Buffalo Hart was originally built in the 19th century, first as a frontier settlement based on a prairie grove, and then as a rural station stop on the Gilman, Clinton and Springfield Railroad twelve miles northeast of Springfield, Illinois, the state capital. Farmers would bring fresh vegetables and milk to the now-vanished railroad station for transportation into nearby cities. The railroad's successor-in-interest, the Canadian National, continues to operate a right-of-way that passes through Buffalo Hart.
A small grove of trees about 0.5 miles south of the village, which originally stood out amongst the tallgrass prairie grassland of central Illinois, has long been called "Buffalo Hart." A three-acre remnant of the white oak grove has been preserved for public use as the Robert Burns Memorial Park.
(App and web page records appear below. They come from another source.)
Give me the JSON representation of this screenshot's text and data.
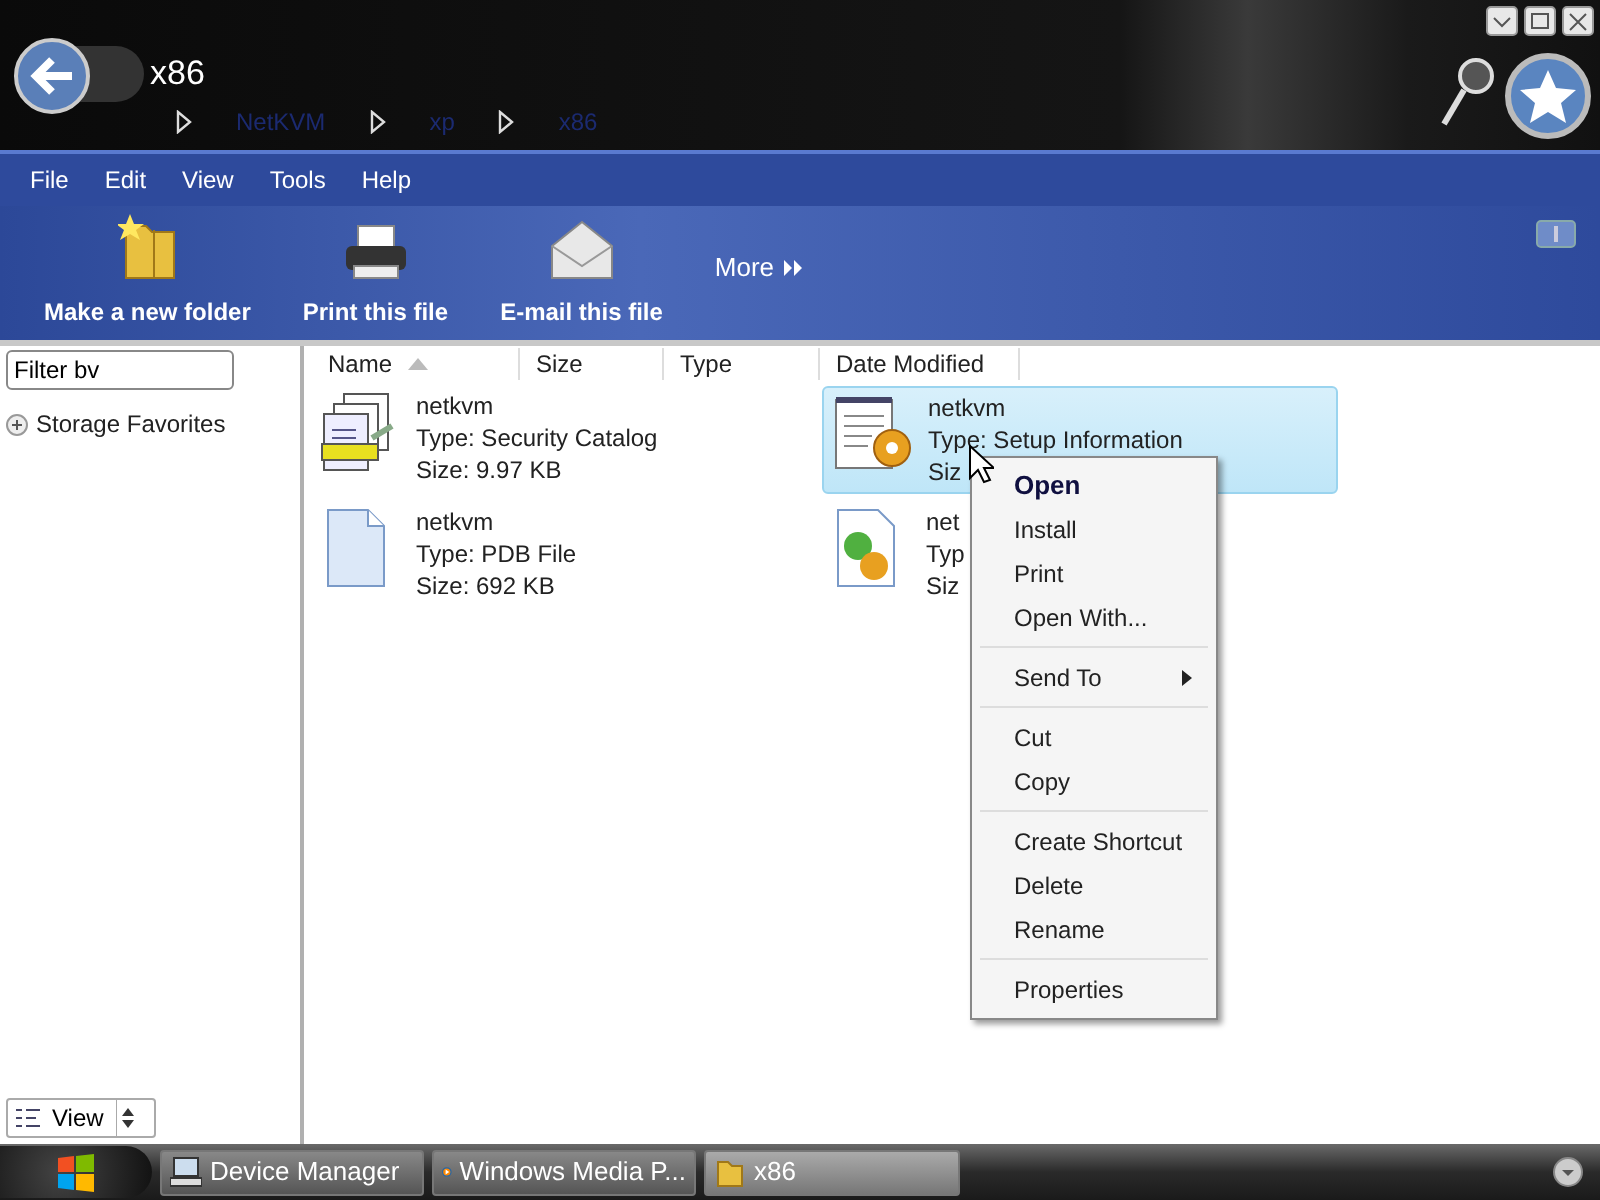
{
  "window": {
    "title": "x86",
    "breadcrumbs": [
      "NetKVM",
      "xp",
      "x86"
    ]
  },
  "menu_bar": [
    "File",
    "Edit",
    "View",
    "Tools",
    "Help"
  ],
  "toolbar": [
    {
      "label": "Make a new folder",
      "kind": "folder"
    },
    {
      "label": "Print this file",
      "kind": "printer"
    },
    {
      "label": "E-mail this file",
      "kind": "mail"
    },
    {
      "label": "More",
      "kind": "more"
    }
  ],
  "sidebar": {
    "filter": {
      "value": "Filter bv"
    },
    "items": [
      {
        "label": "Storage Favorites",
        "expanded": false
      }
    ],
    "view_button": "View"
  },
  "columns": [
    {
      "label": "Name",
      "sorted": true
    },
    {
      "label": "Size",
      "sorted": false
    },
    {
      "label": "Type",
      "sorted": false
    },
    {
      "label": "Date Modified",
      "sorted": false
    }
  ],
  "files": [
    {
      "name": "netkvm",
      "type": "Type: Security Catalog",
      "size": "Size: 9.97 KB",
      "kind": "catalog",
      "selected": false
    },
    {
      "name": "netkvm",
      "type": "Type: Setup Information",
      "size": "Siz",
      "kind": "setup",
      "selected": true
    },
    {
      "name": "netkvm",
      "type": "Type: PDB File",
      "size": "Size: 692 KB",
      "kind": "document",
      "selected": false
    },
    {
      "name": "net",
      "type": "Typ",
      "size": "Siz",
      "kind": "component",
      "selected": false
    }
  ],
  "context_menu": [
    {
      "kind": "item",
      "label": "Open",
      "default": true,
      "submenu": false
    },
    {
      "kind": "item",
      "label": "Install",
      "default": false,
      "submenu": false
    },
    {
      "kind": "item",
      "label": "Print",
      "default": false,
      "submenu": false
    },
    {
      "kind": "item",
      "label": "Open With...",
      "default": false,
      "submenu": false
    },
    {
      "kind": "separator"
    },
    {
      "kind": "item",
      "label": "Send To",
      "default": false,
      "submenu": true
    },
    {
      "kind": "separator"
    },
    {
      "kind": "item",
      "label": "Cut",
      "default": false,
      "submenu": false
    },
    {
      "kind": "item",
      "label": "Copy",
      "default": false,
      "submenu": false
    },
    {
      "kind": "separator"
    },
    {
      "kind": "item",
      "label": "Create Shortcut",
      "default": false,
      "submenu": false
    },
    {
      "kind": "item",
      "label": "Delete",
      "default": false,
      "submenu": false
    },
    {
      "kind": "item",
      "label": "Rename",
      "default": false,
      "submenu": false
    },
    {
      "kind": "separator"
    },
    {
      "kind": "item",
      "label": "Properties",
      "default": false,
      "submenu": false
    }
  ],
  "taskbar": [
    {
      "label": "Device Manager",
      "kind": "computer",
      "selected": false
    },
    {
      "label": "Windows Media P...",
      "kind": "media",
      "selected": false
    },
    {
      "label": "x86",
      "kind": "folder",
      "selected": true
    }
  ]
}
Buffalo Hart Grove had a post office as early as 1837, but by 2009 the mail location was long gone. The crossroads general store closed about 1971 and the trackside grain elevator was no longer in active use as of 2012. The unincorporated community is part of the Springfield, Illinois metropolitan area, and is served by Illinois Route 54.
Buffalo Hart, Illinois Facts for Kids. Kiddle Encyclopedia.